Not only that, but our loneliness will probably make us moody, self-doubting, angry, pessimistic, shy, and hypersensitive to criticism. Recently, it has become clear that some of these problems reflect how our brains are shaped from our first moments of life. A great deal has been written about the heartbreaking emotional and educational difficulties of these children, who grew up 20 to a nurse in Dickensian orphanages. Last year, I visited a monkey lab in the rolling farmland of rural Maryland run by a burly and affable psychologist-turned- primatologist named Steve Suomi.
Luckier monkeys had that and cloth-covered versions of the same thing to cuddle. It is remarkable what a soft cloth can do to calm an anxious baby monkey down. In the most extreme cases, the babies languished alone at the bottom of a V-shaped steel container.
Years of monkey therapy were required to integrate them into the troop. Behaviorists, who reigned in U. They scoffed at the notion that baby monkeys could be hard-wired for love, or at least for a certain quality of touch. What Suomi has that Harlow did not have is technology. Suomi raises his monkeys in three groups, one group confined entirely to the company of peers a chaotic, Lord of the Flies kind of childhood ; another group left alone with terry-cloth mother-surrogates, except when released for a couple of hours a day to scamper with fellow babies; and the third raised by their mothers.
What he found is that, in monkeys separated from their mothers in the first four months of life, some important immunity-related genes show a different pattern of expression. Among these were genes that help make the protein that inflames tissue and genes that tell the body to ward off viruses and other microbes.

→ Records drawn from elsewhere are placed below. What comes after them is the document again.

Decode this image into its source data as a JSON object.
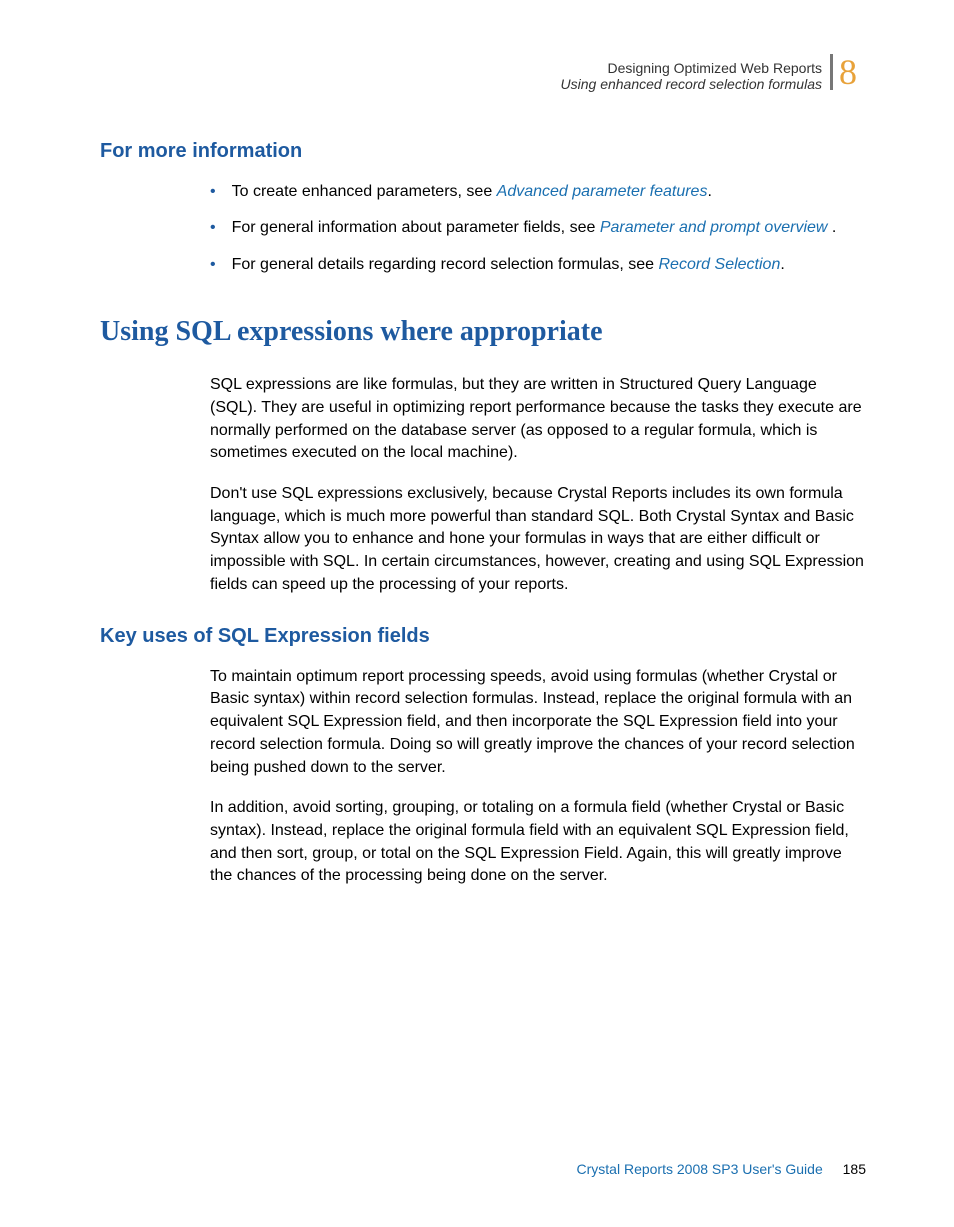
{
  "header": {
    "line1": "Designing Optimized Web Reports",
    "line2": "Using enhanced record selection formulas",
    "chapter": "8"
  },
  "section1": {
    "title": "For more information",
    "bullets": [
      {
        "pre": "To create enhanced parameters, see ",
        "link": "Advanced parameter features",
        "post": "."
      },
      {
        "pre": "For general information about parameter fields, see ",
        "link": "Parameter and prompt overview",
        "post": " ."
      },
      {
        "pre": "For general details regarding record selection formulas, see ",
        "link": "Record Selection",
        "post": "."
      }
    ]
  },
  "section2": {
    "title": "Using SQL expressions where appropriate",
    "para1": "SQL expressions are like formulas, but they are written in Structured Query Language (SQL). They are useful in optimizing report performance because the tasks they execute are normally performed on the database server (as opposed to a regular formula, which is sometimes executed on the local machine).",
    "para2": "Don't use SQL expressions exclusively, because Crystal Reports includes its own formula language, which is much more powerful than standard SQL. Both Crystal Syntax and Basic Syntax allow you to enhance and hone your formulas in ways that are either difficult or impossible with SQL. In certain circumstances, however, creating and using SQL Expression fields can speed up the processing of your reports."
  },
  "section3": {
    "title": "Key uses of SQL Expression fields",
    "para1": "To maintain optimum report processing speeds, avoid using formulas (whether Crystal or Basic syntax) within record selection formulas. Instead, replace the original formula with an equivalent SQL Expression field, and then incorporate the SQL Expression field into your record selection formula. Doing so will greatly improve the chances of your record selection being pushed down to the server.",
    "para2": "In addition, avoid sorting, grouping, or totaling on a formula field (whether Crystal or Basic syntax). Instead, replace the original formula field with an equivalent SQL Expression field, and then sort, group, or total on the SQL Expression Field. Again, this will greatly improve the chances of the processing being done on the server."
  },
  "footer": {
    "title": "Crystal Reports 2008 SP3 User's Guide",
    "page": "185"
  }
}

In humans, faulty wiring in the prefrontal cortex has been associated with schizophrenia and ADHD. Some of the aberrations were on genes that direct growth of the brain; modifications of those were bound to result in altered neural architecture. Suomi took me outside to watch them. They huddled in nervous groups at the back of the cage, holding tight to each another. Sometimes, he said, they invite aggression by cowering; at other times, they fail to recognize and kowtow to the alpha monkeys, so they get picked on even more.
The most perturbed monkeys might rock, clutch at themselves, and pull out their own hair, looking for all the world like children with severe autism. He pointed out some who had been given over to foster grandmothers. Not only did they act more monkey-like, but, he told me, about half of their genetic deviations had vanished, too. If we now know that loneliness, a social emotion, can reach into our bodies and rearrange our cells and genes, what should we do about it?
We should change the way we think about health. Heckman believes that the life of a child at the lower end of the U.
She was raised in a middle-class Orthodox Jewish family and was the oldest of three daughters; her sisters were Grete and Anna. She came from a large, supportive and impactful family. Her paternal great grandfather had 93 grandchildren and her extended family played an important role in her life. Her mother was part of a group that established a preparatory school for girls in to prepare them for university because girls were not permitted to attend Gymnasium. Due to the stresses of this impairment and the impending end of his career, Adolf died by suicide in At age 36, Frieda began an affair with her patient, Erich Seligmann Fromm , who was a student of psychoanalysis and social psychology. The couple agreed that Erich would move to Switzerland to undergo specialized treatment and to live apart.
Fromm Reichmann on Loneliness